Since it left its traditional home at Madison Square Garden after the 2001 show, the National has been involved with four different locations. In 2002, the ASPCA Maclay finals, its jewel, was held at the Washington International Horse Show. It also ran against Syracuse for several years when it was held on a New York City pier, and was staged at the old Palm Beach Polo Equestrian Club in Wellington, Fla., as well. The Maclay was never held in Florida, though, and ran at Syracuse beginning in 2006. Starting in 2008, the two shows were run jointly at the Oncenter. Syracuse basically broke even in 2008 and hit that goal last year, but had a bad year in 2009 with the problematic economy weighing in.
Although the shows had an agreement to continue the joint operation through this year, the National decided it was time to go.
"We didn't think that doing it again would have a different outcome," commented Leo, who said no answer was forthcoming from Syracuse when its officials were asked whether the show would run in 2011, and the National didn't want to be caught short if it weren't held.
The Syracuse statement contended the National's decision to void the agreement, "was entirely inconsistent with our discussions and deal." Referring to philanthropist and noted sponsor Jane Clark, the statement went on to say, "The chairman of the board of the NHS, a woman who has supported the equestrian sports in the U.S. probably as much or more than any other individual in the country, refused to be part of what the NHS proposed to do and resigned, as she told us, on principle."
Jane is disappointed that the partnership between the shows has been severed. She believes "to lose something like that, it's a very big blow to our sport, and something our sport can't afford to have happen too often. I think this was a decision that was made precipitously and not made with enough attention to the overall good of the sport."
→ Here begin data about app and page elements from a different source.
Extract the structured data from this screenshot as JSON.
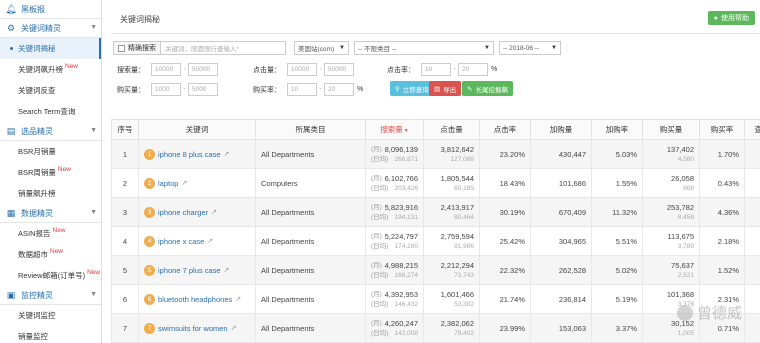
{
  "sidebar": {
    "dashboard": "黑板报",
    "keyword_section": "关键词精灵",
    "keyword_items": [
      {
        "label": "关键词揭秘",
        "new": ""
      },
      {
        "label": "关键词飙升榜",
        "new": "New"
      },
      {
        "label": "关键词反查",
        "new": ""
      },
      {
        "label": "Search Term查询",
        "new": ""
      }
    ],
    "product_section": "选品精灵",
    "product_items": [
      {
        "label": "BSR月销量",
        "new": ""
      },
      {
        "label": "BSR周销量",
        "new": "New"
      },
      {
        "label": "销量飙升榜",
        "new": ""
      }
    ],
    "data_section": "数据精灵",
    "data_items": [
      {
        "label": "ASIN报告",
        "new": "New"
      },
      {
        "label": "数据超市",
        "new": "New"
      },
      {
        "label": "Review邮箱(订单号)",
        "new": "New"
      }
    ],
    "monitor_section": "监控精灵",
    "monitor_items": [
      {
        "label": "关键词监控",
        "new": ""
      },
      {
        "label": "销量监控",
        "new": ""
      }
    ]
  },
  "header": {
    "title": "关键词揭秘",
    "help_label": "使用帮助"
  },
  "filters": {
    "precise_label": "精确搜索",
    "keyword_placeholder": "关键词，限面限行查输入*",
    "site": "美国站(com)",
    "category": "-- 不限类目 --",
    "month": "-- 2018-06 --",
    "search_volume_label": "搜索量：",
    "search_volume_min": "10000",
    "search_volume_max": "50000",
    "clicks_label": "点击量：",
    "clicks_min": "10000",
    "clicks_max": "50000",
    "ctr_label": "点击率：",
    "ctr_min": "10",
    "ctr_max": "20",
    "purchases_label": "购买量：",
    "purchases_min": "1000",
    "purchases_max": "5000",
    "conversion_label": "购买率：",
    "conversion_min": "10",
    "conversion_max": "20",
    "percent": "%",
    "query_btn": "立即查询",
    "export_btn": "导出",
    "long_tail_btn": "长尾挖掘飙"
  },
  "table": {
    "headers": [
      "序号",
      "关键词",
      "所属类目",
      "搜索量",
      "点击量",
      "点击率",
      "加购量",
      "加购率",
      "购买量",
      "购买率",
      "查看详情"
    ],
    "month_prefix": "(月)",
    "day_prefix": "(日均)",
    "rows": [
      {
        "idx": "1",
        "keyword": "iphone 8 plus case",
        "category": "All Departments",
        "search_month": "8,096,139",
        "search_day": "266,871",
        "clicks": "3,812,642",
        "clicks_day": "127,088",
        "ctr": "23.20%",
        "cart": "430,447",
        "cart_rate": "5.03%",
        "buy": "137,402",
        "buy_day": "4,580",
        "buy_rate": "1.70%"
      },
      {
        "idx": "2",
        "keyword": "laptop",
        "category": "Computers",
        "search_month": "6,102,766",
        "search_day": "203,426",
        "clicks": "1,805,544",
        "clicks_day": "60,185",
        "ctr": "18.43%",
        "cart": "101,686",
        "cart_rate": "1.55%",
        "buy": "26,058",
        "buy_day": "868",
        "buy_rate": "0.43%"
      },
      {
        "idx": "3",
        "keyword": "iphone charger",
        "category": "All Departments",
        "search_month": "5,823,916",
        "search_day": "194,131",
        "clicks": "2,413,917",
        "clicks_day": "80,464",
        "ctr": "30.19%",
        "cart": "670,409",
        "cart_rate": "11.32%",
        "buy": "253,782",
        "buy_day": "8,459",
        "buy_rate": "4.36%"
      },
      {
        "idx": "4",
        "keyword": "iphone x case",
        "category": "All Departments",
        "search_month": "5,224,797",
        "search_day": "174,160",
        "clicks": "2,759,594",
        "clicks_day": "91,986",
        "ctr": "25.42%",
        "cart": "304,965",
        "cart_rate": "5.51%",
        "buy": "113,675",
        "buy_day": "3,789",
        "buy_rate": "2.18%"
      },
      {
        "idx": "5",
        "keyword": "iphone 7 plus case",
        "category": "All Departments",
        "search_month": "4,988,215",
        "search_day": "166,274",
        "clicks": "2,212,294",
        "clicks_day": "73,743",
        "ctr": "22.32%",
        "cart": "262,528",
        "cart_rate": "5.02%",
        "buy": "75,637",
        "buy_day": "2,521",
        "buy_rate": "1.52%"
      },
      {
        "idx": "6",
        "keyword": "bluetooth headphones",
        "category": "All Departments",
        "search_month": "4,392,953",
        "search_day": "146,432",
        "clicks": "1,601,466",
        "clicks_day": "53,382",
        "ctr": "21.74%",
        "cart": "236,814",
        "cart_rate": "5.19%",
        "buy": "101,368",
        "buy_day": "3,378",
        "buy_rate": "2.31%"
      },
      {
        "idx": "7",
        "keyword": "swimsuits for women",
        "category": "All Departments",
        "search_month": "4,260,247",
        "search_day": "142,008",
        "clicks": "2,382,062",
        "clicks_day": "79,402",
        "ctr": "23.99%",
        "cart": "153,063",
        "cart_rate": "3.37%",
        "buy": "30,152",
        "buy_day": "1,005",
        "buy_rate": "0.71%"
      }
    ]
  },
  "watermark": "曾德威",
  "colors": {
    "primary": "#2a6fb0",
    "success": "#5cb85c",
    "danger": "#d9534f",
    "info": "#5bc0de",
    "warning": "#f0ad4e"
  }
}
Mason said it has not been decided who will fill the chairman's post.
John Madden, chairman of the Syracuse organizing committee and the originator of the show, noted that he had looked at every model for continuing the show without the National and running across from it, but couldn't find one with all the equitation trainers heading South for the Maclay.
"It's very sad, but a few people, specifically hunter people, that didn't like the show supported the National Horse Show and made it so they've ruined it for all the international jumpers and all the amateur jumpers," said John.
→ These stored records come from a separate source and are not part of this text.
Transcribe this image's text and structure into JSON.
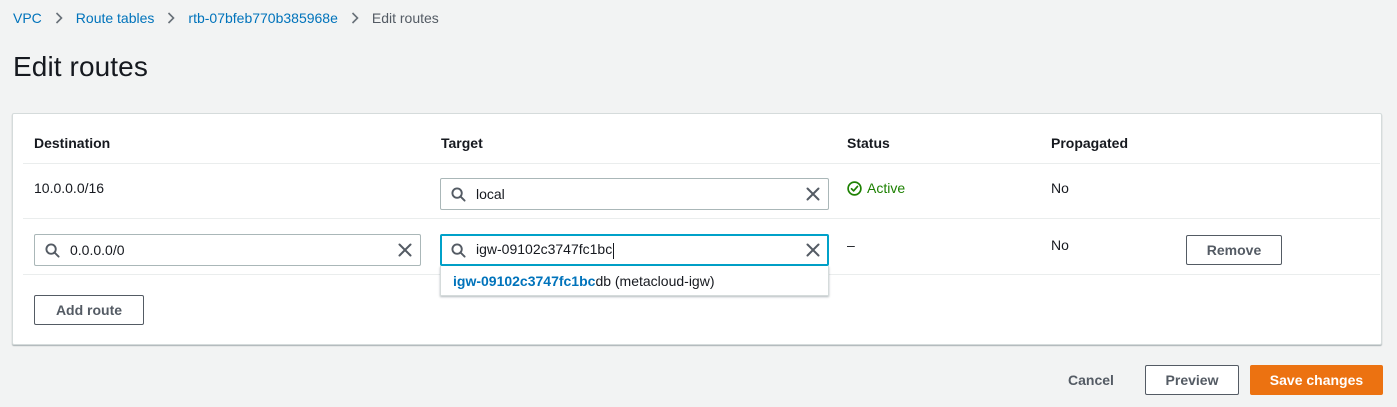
{
  "breadcrumb": {
    "items": [
      "VPC",
      "Route tables",
      "rtb-07bfeb770b385968e"
    ],
    "current": "Edit routes"
  },
  "page": {
    "title": "Edit routes"
  },
  "table": {
    "headers": {
      "destination": "Destination",
      "target": "Target",
      "status": "Status",
      "propagated": "Propagated"
    },
    "row1": {
      "destination": "10.0.0.0/16",
      "target": "local",
      "status": "Active",
      "propagated": "No"
    },
    "row2": {
      "destination": "0.0.0.0/0",
      "target": "igw-09102c3747fc1bc",
      "status": "–",
      "propagated": "No",
      "remove_label": "Remove"
    }
  },
  "suggestion": {
    "match": "igw-09102c3747fc1bc",
    "rest": "db (metacloud-igw)"
  },
  "add_route_label": "Add route",
  "footer": {
    "cancel": "Cancel",
    "preview": "Preview",
    "save": "Save changes"
  },
  "icons": {
    "search": "search-icon",
    "clear": "close-icon",
    "status": "check-circle-icon",
    "separator": "chevron-right-icon"
  },
  "colors": {
    "link": "#0073bb",
    "primary": "#ec7211",
    "success": "#1d8102",
    "focus": "#00a1c9"
  }
}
"It's a shame that now that we've got the formula, they're jumping ship."
John said he didn't have the time or the energy to deal with suing the National, adding he might have felt differently if they had a longer agreement.
The show got many kudos for everything from its footing to its entertainment value, but John said, "What we did in these years was nothing compared to what we could do," citing the great management team that ran the show.
Asked if he would consider organizing a show elsewhere, John said it might be a possibility someday, but emphasized that he and his wife Beezie, the Olympic show jumping medalist, are "very committed to our area. There are people that beat it up, saying, `we didn't like Syracuse' or this and that about Syracuse. But for a small community, and not a particularly affluent community, I was really proud of the way that community rallied around the show. I don't think the location was a mistake."
Those who appreciated the show will miss it.
NARG President Chris Kappler said "Syracuse was a great show. It had a really special feel."
Citing John's efforts, he said, "I feel like he put the Maclay back on the map. The Maclay lost a home, it was losing its meaning. And the kids on their final round were able to show in front of a crowd. There was a really special feeling to the Maclay again."
"Syracuse did a mega job with that horse show. Syracuse put on a supreme effort," said trainer Missy Clark, whose students have many Maclay wins to her credit.
"For me personally, it felt the closest of anything to the Garden since the Garden. It saddens me that it's coming to a close. Too bad there wasn't a way to figure out how to have both of them."